* [Problem] Collect every line below that contains the word "JSON".

* [Records for processing]
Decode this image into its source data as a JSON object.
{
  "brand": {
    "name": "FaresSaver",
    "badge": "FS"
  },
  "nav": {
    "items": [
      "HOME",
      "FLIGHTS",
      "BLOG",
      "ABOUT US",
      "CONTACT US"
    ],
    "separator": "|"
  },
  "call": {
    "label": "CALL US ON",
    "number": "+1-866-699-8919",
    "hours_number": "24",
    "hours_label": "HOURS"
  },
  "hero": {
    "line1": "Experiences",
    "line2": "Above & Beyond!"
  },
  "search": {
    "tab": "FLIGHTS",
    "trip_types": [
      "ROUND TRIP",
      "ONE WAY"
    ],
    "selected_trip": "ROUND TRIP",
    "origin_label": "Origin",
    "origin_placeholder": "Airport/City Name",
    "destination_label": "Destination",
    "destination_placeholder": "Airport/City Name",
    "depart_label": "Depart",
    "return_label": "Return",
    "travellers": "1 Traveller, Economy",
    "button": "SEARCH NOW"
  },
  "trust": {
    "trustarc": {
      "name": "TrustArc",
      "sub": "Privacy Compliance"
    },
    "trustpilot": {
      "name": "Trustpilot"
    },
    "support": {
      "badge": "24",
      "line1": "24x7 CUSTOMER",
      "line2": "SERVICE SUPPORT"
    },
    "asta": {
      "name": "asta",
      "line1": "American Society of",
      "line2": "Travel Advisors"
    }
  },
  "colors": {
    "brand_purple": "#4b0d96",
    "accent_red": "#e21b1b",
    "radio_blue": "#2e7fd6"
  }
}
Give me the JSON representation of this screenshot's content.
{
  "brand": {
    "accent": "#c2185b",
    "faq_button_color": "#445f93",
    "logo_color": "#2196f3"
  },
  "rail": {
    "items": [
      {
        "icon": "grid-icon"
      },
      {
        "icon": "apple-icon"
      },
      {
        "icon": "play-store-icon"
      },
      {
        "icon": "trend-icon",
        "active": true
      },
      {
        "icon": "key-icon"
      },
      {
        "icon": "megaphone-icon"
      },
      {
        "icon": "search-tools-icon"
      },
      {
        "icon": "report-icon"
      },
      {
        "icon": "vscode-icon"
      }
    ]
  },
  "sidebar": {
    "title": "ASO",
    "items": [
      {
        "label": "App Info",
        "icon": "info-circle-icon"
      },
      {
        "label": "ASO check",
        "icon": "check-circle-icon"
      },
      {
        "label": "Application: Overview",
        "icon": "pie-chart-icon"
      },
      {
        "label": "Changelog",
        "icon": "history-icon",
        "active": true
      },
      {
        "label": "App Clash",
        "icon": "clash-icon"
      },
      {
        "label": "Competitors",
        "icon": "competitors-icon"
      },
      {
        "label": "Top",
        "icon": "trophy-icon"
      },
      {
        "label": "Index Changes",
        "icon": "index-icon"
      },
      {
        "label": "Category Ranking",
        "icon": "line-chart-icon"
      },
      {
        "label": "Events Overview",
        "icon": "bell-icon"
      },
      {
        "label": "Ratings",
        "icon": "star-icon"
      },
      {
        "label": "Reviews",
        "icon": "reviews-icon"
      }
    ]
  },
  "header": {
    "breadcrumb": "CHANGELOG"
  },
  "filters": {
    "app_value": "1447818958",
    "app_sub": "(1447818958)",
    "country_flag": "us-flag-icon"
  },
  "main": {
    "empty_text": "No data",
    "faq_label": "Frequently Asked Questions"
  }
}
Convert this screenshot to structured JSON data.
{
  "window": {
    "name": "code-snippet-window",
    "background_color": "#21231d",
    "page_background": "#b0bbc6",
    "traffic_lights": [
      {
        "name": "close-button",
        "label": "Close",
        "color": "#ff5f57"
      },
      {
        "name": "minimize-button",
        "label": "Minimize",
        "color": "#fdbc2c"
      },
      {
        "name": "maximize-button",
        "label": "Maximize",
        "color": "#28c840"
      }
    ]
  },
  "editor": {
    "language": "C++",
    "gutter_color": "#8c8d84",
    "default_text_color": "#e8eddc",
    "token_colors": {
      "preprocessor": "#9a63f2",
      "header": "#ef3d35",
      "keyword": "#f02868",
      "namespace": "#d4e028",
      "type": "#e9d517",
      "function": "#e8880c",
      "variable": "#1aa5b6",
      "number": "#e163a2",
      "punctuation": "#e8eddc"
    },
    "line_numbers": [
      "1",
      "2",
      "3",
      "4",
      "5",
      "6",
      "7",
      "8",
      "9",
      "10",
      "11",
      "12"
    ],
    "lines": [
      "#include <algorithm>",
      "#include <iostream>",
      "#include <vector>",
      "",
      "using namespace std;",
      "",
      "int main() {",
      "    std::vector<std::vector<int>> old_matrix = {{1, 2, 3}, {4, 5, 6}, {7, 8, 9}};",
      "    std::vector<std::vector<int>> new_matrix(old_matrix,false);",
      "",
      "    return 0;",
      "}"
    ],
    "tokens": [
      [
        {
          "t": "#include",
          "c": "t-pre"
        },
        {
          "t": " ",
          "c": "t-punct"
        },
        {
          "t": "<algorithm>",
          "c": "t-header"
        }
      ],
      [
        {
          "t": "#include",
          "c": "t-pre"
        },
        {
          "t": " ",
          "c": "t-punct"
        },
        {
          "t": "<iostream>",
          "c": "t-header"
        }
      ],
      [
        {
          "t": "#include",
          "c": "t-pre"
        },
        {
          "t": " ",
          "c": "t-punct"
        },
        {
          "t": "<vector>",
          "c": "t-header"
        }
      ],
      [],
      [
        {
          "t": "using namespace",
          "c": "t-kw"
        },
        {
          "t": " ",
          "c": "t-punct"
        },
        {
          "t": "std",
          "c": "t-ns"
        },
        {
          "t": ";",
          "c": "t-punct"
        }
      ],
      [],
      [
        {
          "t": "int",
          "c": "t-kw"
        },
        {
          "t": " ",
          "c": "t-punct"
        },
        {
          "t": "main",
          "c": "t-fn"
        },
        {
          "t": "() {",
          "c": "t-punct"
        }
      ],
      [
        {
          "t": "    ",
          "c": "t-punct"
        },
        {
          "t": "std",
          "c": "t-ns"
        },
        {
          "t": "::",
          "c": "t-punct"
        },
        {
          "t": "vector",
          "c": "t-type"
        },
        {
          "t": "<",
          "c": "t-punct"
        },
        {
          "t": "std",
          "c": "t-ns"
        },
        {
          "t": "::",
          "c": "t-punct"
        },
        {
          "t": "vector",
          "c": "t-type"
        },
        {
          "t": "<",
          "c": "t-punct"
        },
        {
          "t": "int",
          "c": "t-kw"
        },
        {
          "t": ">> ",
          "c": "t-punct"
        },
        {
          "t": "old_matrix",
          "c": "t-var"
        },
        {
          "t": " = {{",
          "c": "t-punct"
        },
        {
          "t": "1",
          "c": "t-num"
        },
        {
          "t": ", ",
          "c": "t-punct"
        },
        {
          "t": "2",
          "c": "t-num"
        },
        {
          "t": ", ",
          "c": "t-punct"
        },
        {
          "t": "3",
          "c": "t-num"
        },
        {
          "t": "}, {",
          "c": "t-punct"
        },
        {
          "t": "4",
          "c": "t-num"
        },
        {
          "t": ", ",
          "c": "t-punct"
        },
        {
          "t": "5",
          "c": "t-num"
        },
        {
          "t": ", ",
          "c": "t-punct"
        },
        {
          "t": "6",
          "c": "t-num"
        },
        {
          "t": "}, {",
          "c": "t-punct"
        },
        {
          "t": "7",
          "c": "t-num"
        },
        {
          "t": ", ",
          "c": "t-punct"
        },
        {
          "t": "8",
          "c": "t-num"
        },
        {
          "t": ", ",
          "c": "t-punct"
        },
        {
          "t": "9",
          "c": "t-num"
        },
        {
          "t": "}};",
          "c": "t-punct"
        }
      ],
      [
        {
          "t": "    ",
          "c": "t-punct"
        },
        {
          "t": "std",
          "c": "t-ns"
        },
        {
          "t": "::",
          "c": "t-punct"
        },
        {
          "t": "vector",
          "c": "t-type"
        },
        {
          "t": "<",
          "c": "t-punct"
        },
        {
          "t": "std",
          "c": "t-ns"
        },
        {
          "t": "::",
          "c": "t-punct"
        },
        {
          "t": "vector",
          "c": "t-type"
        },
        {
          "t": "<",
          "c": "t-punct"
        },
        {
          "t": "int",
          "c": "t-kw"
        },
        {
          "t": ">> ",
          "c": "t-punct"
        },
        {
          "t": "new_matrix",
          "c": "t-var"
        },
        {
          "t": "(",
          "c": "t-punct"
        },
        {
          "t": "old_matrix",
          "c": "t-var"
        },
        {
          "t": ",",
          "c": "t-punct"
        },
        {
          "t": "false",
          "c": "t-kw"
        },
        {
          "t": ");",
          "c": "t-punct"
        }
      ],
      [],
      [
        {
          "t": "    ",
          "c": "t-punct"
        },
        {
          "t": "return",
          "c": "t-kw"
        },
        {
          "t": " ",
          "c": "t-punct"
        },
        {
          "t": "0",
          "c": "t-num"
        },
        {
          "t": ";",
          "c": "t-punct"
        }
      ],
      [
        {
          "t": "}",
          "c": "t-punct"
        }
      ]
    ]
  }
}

* [Written solution]
Decode this image into its source data as a JSON object.
Give me the JSON representation of this screenshot's content.
Convert this screenshot to structured JSON data.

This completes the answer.